Economies in industrial nations to shrink by 4.3 per cent: OECD
Paris - The economies of the world's industrial nations will contract by an average of 4.3 per cent in 2009, the Organization for Economic Cooperation and Development (OECD) said Tuesday in Paris.
In addition, unemployment rates in many OECD member countries will surpass 10 per cent by the end of 2010, the OECD said in its Economic Outlook Interim Report.
Describing the current economic crisis as "the deepest and most widespread recession for more than 50 years," the OECD said that international trade would plunge by 13 per cent his year and world economic activity was to shrink by 2.7 per cent.
"The big emerging economies will also suffer abrupt slowdowns in growth," the OECD said.
The US economy is forecast to contract by 4.0 per cent in 2009, while remaining unchanged the following year. The GDP of eurozone countries is seen to shrink by 4.1 per cent this year and Japan's was forecast to plunge by 6.6 per cent.
A recovery is likely not to begin until the middle of 2010, the OECD said.
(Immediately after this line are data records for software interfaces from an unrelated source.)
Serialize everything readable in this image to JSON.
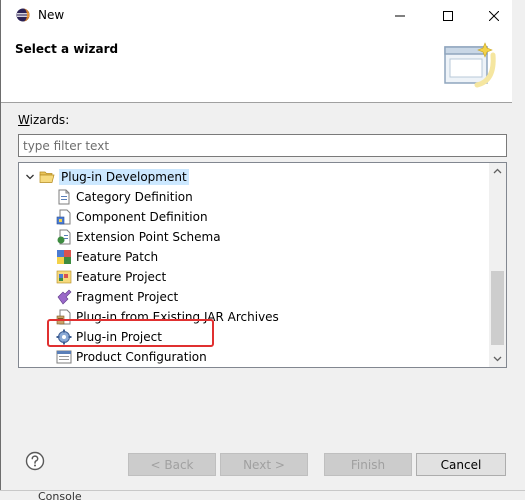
{
  "window": {
    "title": "New",
    "min_icon": "minimize-icon",
    "max_icon": "maximize-icon",
    "close_icon": "close-icon"
  },
  "header": {
    "title": "Select a wizard",
    "image_icon": "wizard-banner-icon"
  },
  "wizards": {
    "label_prefix": "W",
    "label_rest": "izards:",
    "filter_placeholder": "type filter text"
  },
  "tree": {
    "category": {
      "label": "Plug-in Development",
      "expanded": true,
      "icon": "open-folder-icon"
    },
    "items": [
      {
        "label": "Category Definition",
        "icon": "category-definition-icon"
      },
      {
        "label": "Component Definition",
        "icon": "component-definition-icon"
      },
      {
        "label": "Extension Point Schema",
        "icon": "extension-point-schema-icon"
      },
      {
        "label": "Feature Patch",
        "icon": "feature-patch-icon"
      },
      {
        "label": "Feature Project",
        "icon": "feature-project-icon"
      },
      {
        "label": "Fragment Project",
        "icon": "fragment-project-icon"
      },
      {
        "label": "Plug-in from Existing JAR Archives",
        "icon": "plugin-jar-icon"
      },
      {
        "label": "Plug-in Project",
        "icon": "plugin-project-icon",
        "highlighted": true
      },
      {
        "label": "Product Configuration",
        "icon": "product-configuration-icon"
      }
    ]
  },
  "footer": {
    "help_icon": "help-icon",
    "back_label": "< Back",
    "next_label": "Next >",
    "finish_label": "Finish",
    "cancel_label": "Cancel"
  },
  "background": {
    "bottom_tab": "Console"
  },
  "colors": {
    "selection": "#cce8ff",
    "highlight_border": "#e03030",
    "dialog_bg": "#f0f0f0"
  }
}
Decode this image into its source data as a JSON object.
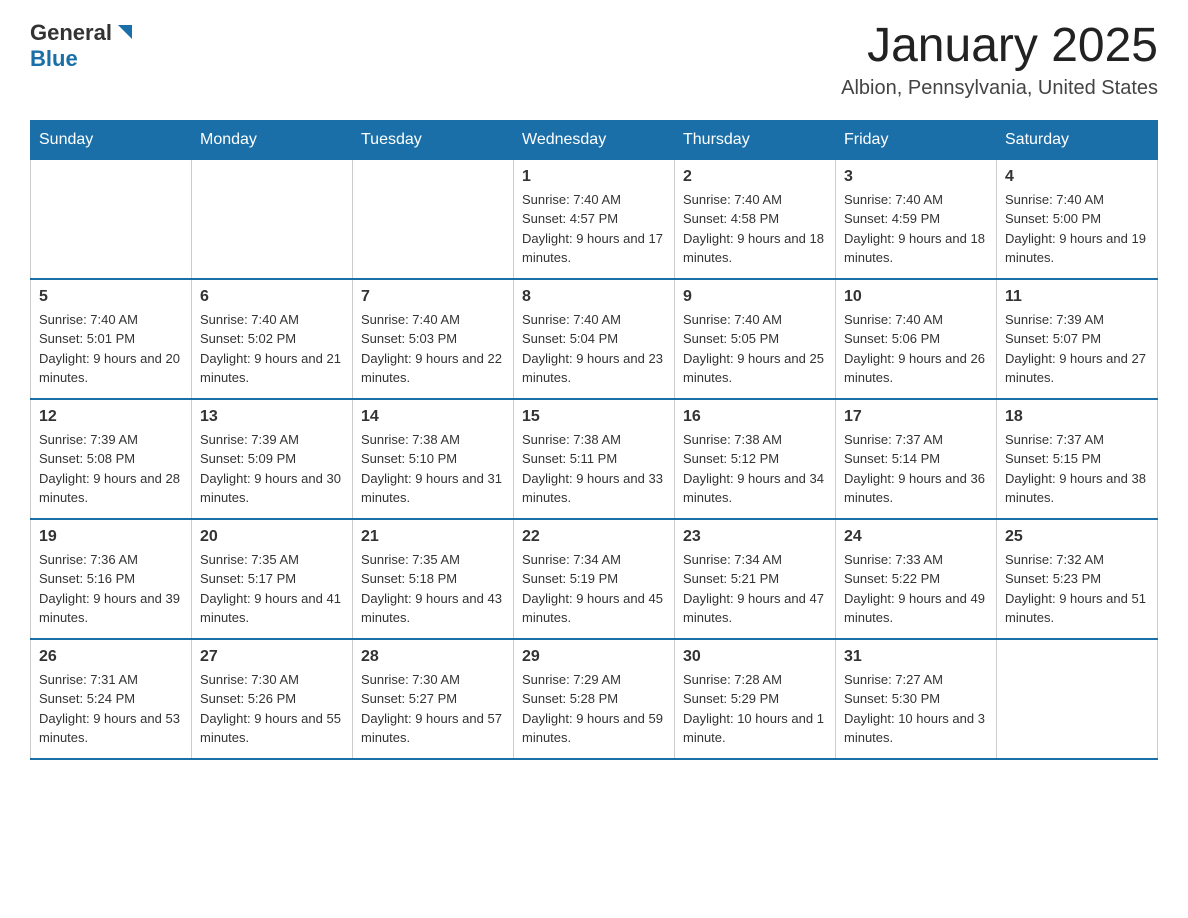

But the US economy could emerge out of its recession sooner than others depending on the effectiveness of its stimulus packages.
"The Interim Outlook adds that the risks of an even gloomier scenario outweigh the possibility of a quicker recovery," the OECD cautioned.
"The most important risk is that the weakening real economy will further undermine the health of financial institutions, which in turn deepens the slump in economic activity." (dpa)